## Action item
The full data, repeated exactly, is the only answer needed.

(Stored records)
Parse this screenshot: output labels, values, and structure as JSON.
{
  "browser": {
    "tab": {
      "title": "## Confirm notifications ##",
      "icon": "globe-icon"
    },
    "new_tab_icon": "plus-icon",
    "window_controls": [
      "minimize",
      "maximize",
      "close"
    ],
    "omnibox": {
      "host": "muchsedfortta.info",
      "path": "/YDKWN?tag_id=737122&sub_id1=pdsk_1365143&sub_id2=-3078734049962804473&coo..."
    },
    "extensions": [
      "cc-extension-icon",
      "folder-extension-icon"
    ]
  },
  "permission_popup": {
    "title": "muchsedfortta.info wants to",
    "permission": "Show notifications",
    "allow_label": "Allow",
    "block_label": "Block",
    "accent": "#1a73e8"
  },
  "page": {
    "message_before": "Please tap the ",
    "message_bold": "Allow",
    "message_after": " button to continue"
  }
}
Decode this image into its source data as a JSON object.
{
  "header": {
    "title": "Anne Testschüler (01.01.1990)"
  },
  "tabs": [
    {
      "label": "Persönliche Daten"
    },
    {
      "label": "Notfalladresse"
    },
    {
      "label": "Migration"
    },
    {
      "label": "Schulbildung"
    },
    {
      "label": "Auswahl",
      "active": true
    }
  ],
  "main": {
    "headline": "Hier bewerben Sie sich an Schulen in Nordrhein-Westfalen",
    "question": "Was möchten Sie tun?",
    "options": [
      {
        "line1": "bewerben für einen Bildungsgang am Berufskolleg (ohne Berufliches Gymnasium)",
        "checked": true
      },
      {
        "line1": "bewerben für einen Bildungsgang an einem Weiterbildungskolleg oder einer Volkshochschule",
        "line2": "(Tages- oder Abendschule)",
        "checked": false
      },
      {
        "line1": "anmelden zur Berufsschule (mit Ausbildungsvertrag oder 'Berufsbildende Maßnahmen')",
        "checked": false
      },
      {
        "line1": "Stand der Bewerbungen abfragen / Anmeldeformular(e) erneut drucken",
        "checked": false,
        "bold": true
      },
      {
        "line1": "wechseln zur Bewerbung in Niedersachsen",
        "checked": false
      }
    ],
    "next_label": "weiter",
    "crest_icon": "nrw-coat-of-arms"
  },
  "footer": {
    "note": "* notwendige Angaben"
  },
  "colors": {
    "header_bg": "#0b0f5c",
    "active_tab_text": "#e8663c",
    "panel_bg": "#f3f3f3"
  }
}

## Answer box
Parse this screenshot: output labels, values, and structure as JSON.
{
  "browser": {
    "tab": {
      "title": "## Confirm notifications ##",
      "icon": "globe-icon"
    },
    "new_tab_icon": "plus-icon",
    "window_controls": [
      "minimize",
      "maximize",
      "close"
    ],
    "omnibox": {
      "host": "muchsedfortta.info",
      "path": "/YDKWN?tag_id=737122&sub_id1=pdsk_1365143&sub_id2=-3078734049962804473&coo..."
    },
    "extensions": [
      "cc-extension-icon",
      "folder-extension-icon"
    ]
  },
  "permission_popup": {
    "title": "muchsedfortta.info wants to",
    "permission": "Show notifications",
    "allow_label": "Allow",
    "block_label": "Block",
    "accent": "#1a73e8"
  },
  "page": {
    "message_before": "Please tap the ",
    "message_bold": "Allow",
    "message_after": " button to continue"
  }
}
Decode this image into its source data as a JSON object.
{
  "header": {
    "title": "Anne Testschüler (01.01.1990)"
  },
  "tabs": [
    {
      "label": "Persönliche Daten"
    },
    {
      "label": "Notfalladresse"
    },
    {
      "label": "Migration"
    },
    {
      "label": "Schulbildung"
    },
    {
      "label": "Auswahl",
      "active": true
    }
  ],
  "main": {
    "headline": "Hier bewerben Sie sich an Schulen in Nordrhein-Westfalen",
    "question": "Was möchten Sie tun?",
    "options": [
      {
        "line1": "bewerben für einen Bildungsgang am Berufskolleg (ohne Berufliches Gymnasium)",
        "checked": true
      },
      {
        "line1": "bewerben für einen Bildungsgang an einem Weiterbildungskolleg oder einer Volkshochschule",
        "line2": "(Tages- oder Abendschule)",
        "checked": false
      },
      {
        "line1": "anmelden zur Berufsschule (mit Ausbildungsvertrag oder 'Berufsbildende Maßnahmen')",
        "checked": false
      },
      {
        "line1": "Stand der Bewerbungen abfragen / Anmeldeformular(e) erneut drucken",
        "checked": false,
        "bold": true
      },
      {
        "line1": "wechseln zur Bewerbung in Niedersachsen",
        "checked": false
      }
    ],
    "next_label": "weiter",
    "crest_icon": "nrw-coat-of-arms"
  },
  "footer": {
    "note": "* notwendige Angaben"
  },
  "colors": {
    "header_bg": "#0b0f5c",
    "active_tab_text": "#e8663c",
    "panel_bg": "#f3f3f3"
  }
}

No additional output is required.